Thursday, March 09, 2006

Radon Testing in Schools

Protecting the Health of Children and Teachers

Chances are you've already heard of radon - a deadly radioactive gas that causes lung cancer.

But what you might not have heard is that high radon levels have been found in a number of schools across the country. Therefore, it is important that students, teachers, and parents be aware that a radon problem could potentially exist in their school.

An EPA nationwide survey of radon levels in schools estimates that nearly one in five has at least one classroom with a radon level above the 4 pCi/l (Pico-Curies per liter) action level - the level at which EPA recommends that schools take action to reduce occupant exposure. EPA estimates that more than seventy thousand (70,000) schoolrooms in use today have high radon levels.

Your child expects you to watch out for their safety - we can help!
You find out more information about:
  • How Are Schools Radon Tested?
  • School Radon Testing Strategies
  • What happens if your school fails the radon test?
  • How Many Radon Detectors Does Our School Need, to Do a Radon Screening Test?

Radon testing to protect your childs safety is now at your fingertips

Can radon harm me and my family?

YES!

The EPA has determined radon gas to be the second leading cause of lung cancer in the U.S. (after the act of smoking). In fact, Dana Reeves the wife to Christopher Reeves from the Superman Movie fame just died recently from lung cancer that is suspected to have possibly been from radon poisoning.

Any house testing at or over 4 picocuries(pCi) per liter needs to be fixed per EPA recommendations. Pronounced: pee-coe-cure-ees Definition: Measurement of radioactivity. One picocurie is one million millionth, or a trillionth, of a curie and equals 0.037 becquerel, and represents about 2.2 radioactive particle disintegrations per minute.

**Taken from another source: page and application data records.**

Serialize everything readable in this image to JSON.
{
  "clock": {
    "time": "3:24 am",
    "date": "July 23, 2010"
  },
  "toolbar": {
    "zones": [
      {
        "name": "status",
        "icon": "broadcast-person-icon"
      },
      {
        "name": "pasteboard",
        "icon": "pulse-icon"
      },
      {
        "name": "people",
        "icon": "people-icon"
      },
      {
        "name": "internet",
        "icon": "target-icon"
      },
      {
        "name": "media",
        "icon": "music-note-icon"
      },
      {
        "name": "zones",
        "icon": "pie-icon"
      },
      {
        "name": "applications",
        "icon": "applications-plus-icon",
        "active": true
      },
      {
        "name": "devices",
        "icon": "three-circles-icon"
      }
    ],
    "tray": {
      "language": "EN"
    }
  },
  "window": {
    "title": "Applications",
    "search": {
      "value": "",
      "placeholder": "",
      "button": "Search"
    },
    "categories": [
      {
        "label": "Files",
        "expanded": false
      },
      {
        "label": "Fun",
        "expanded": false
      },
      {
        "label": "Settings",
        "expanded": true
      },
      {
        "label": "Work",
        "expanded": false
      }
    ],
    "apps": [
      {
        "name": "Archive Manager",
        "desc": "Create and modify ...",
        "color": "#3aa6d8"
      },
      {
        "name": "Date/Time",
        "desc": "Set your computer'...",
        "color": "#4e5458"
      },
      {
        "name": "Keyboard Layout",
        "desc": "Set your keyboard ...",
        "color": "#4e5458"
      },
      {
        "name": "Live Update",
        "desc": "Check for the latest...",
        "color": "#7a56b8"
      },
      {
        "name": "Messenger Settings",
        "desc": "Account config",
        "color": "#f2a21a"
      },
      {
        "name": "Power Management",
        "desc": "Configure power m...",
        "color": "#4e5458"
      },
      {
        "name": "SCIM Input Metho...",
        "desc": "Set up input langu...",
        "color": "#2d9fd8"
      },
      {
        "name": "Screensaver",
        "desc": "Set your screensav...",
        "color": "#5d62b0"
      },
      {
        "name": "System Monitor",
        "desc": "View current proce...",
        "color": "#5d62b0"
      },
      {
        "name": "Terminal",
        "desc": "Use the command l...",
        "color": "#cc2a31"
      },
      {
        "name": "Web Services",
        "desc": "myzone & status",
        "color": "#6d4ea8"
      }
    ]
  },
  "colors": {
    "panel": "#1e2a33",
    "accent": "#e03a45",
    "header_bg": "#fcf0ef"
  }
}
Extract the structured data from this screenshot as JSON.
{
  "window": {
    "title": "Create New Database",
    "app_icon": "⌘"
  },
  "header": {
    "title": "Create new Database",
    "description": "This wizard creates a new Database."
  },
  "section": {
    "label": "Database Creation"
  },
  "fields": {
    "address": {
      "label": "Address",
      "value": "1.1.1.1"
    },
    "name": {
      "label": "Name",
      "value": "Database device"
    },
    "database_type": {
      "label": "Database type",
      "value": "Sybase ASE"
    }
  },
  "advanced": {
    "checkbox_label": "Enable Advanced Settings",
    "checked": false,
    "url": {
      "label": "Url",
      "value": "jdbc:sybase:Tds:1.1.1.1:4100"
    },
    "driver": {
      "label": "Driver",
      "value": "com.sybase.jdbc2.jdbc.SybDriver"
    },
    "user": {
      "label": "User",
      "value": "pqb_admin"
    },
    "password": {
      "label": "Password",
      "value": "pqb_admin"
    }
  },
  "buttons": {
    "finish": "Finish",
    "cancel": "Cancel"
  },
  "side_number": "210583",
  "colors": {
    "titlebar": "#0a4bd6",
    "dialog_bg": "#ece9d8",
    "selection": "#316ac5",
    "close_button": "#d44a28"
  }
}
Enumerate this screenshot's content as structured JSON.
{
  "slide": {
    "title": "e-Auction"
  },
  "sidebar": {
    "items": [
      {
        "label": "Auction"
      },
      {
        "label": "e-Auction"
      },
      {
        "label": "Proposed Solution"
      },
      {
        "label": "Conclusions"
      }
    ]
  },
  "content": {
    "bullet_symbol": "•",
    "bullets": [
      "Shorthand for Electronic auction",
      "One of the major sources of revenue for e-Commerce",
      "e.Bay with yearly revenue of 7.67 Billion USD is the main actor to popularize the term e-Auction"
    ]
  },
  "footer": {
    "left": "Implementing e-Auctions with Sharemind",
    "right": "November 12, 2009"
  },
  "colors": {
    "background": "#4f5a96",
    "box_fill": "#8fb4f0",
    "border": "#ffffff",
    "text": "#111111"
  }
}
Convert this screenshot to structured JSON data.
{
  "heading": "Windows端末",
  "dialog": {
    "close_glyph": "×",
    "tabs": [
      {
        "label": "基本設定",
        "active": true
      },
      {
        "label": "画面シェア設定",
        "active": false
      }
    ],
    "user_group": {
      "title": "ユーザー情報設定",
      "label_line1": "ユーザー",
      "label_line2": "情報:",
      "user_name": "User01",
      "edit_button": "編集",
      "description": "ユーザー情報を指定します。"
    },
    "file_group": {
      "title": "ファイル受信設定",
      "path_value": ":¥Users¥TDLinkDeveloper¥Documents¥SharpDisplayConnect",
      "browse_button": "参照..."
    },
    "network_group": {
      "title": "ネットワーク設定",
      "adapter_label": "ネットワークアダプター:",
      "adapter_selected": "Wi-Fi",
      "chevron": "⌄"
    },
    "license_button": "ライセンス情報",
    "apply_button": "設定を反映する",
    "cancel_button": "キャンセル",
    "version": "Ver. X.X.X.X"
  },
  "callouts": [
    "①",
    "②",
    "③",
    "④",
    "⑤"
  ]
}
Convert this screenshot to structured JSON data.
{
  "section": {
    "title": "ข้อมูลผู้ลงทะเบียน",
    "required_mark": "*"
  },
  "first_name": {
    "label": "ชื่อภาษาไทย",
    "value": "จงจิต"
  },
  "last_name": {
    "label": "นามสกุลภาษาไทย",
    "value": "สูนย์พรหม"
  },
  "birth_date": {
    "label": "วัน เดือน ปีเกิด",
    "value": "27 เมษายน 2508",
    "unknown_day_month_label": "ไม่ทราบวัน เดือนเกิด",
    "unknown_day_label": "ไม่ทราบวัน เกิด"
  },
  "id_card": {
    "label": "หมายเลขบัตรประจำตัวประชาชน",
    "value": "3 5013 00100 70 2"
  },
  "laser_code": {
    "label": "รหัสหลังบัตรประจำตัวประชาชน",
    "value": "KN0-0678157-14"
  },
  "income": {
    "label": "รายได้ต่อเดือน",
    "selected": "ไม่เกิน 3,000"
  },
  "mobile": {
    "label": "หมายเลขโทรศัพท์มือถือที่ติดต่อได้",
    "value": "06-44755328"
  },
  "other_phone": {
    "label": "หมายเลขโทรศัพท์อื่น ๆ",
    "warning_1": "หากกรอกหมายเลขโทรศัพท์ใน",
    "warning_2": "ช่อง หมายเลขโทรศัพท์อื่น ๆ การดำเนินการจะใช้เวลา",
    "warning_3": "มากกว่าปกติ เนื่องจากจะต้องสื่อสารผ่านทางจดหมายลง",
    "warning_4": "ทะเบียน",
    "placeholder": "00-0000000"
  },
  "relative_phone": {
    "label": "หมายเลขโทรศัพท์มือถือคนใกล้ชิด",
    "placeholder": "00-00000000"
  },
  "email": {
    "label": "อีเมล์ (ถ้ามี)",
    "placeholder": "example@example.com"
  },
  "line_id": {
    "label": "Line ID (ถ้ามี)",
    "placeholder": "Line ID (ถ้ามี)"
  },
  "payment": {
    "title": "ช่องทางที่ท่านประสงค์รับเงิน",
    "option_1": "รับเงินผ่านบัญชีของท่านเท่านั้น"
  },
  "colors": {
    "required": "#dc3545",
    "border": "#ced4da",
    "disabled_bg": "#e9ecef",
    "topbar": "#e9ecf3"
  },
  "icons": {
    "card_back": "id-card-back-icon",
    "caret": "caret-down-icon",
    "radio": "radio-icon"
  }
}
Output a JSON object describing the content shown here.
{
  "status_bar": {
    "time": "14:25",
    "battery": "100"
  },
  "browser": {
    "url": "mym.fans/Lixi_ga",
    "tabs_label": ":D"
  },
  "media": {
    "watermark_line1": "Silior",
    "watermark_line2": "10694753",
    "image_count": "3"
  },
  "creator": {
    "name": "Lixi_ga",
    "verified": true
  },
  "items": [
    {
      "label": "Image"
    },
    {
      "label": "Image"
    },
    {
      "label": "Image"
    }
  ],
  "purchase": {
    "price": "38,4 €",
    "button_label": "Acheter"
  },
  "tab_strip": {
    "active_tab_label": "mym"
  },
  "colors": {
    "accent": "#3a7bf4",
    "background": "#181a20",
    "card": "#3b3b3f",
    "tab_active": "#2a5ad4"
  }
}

The radioactive particles in the gas attach to your lung tissue and break down which can lead to cancer over the course of your lifetime. The amount of time between your exposure and the onset of cancer may be many years. If you have smoked, or are a smoker, you are at greater risk for developing lung cancer. Children tend to be at a higher risk for developing cancer as well.

Find out more on the health effects that radon gas can have on you and your family today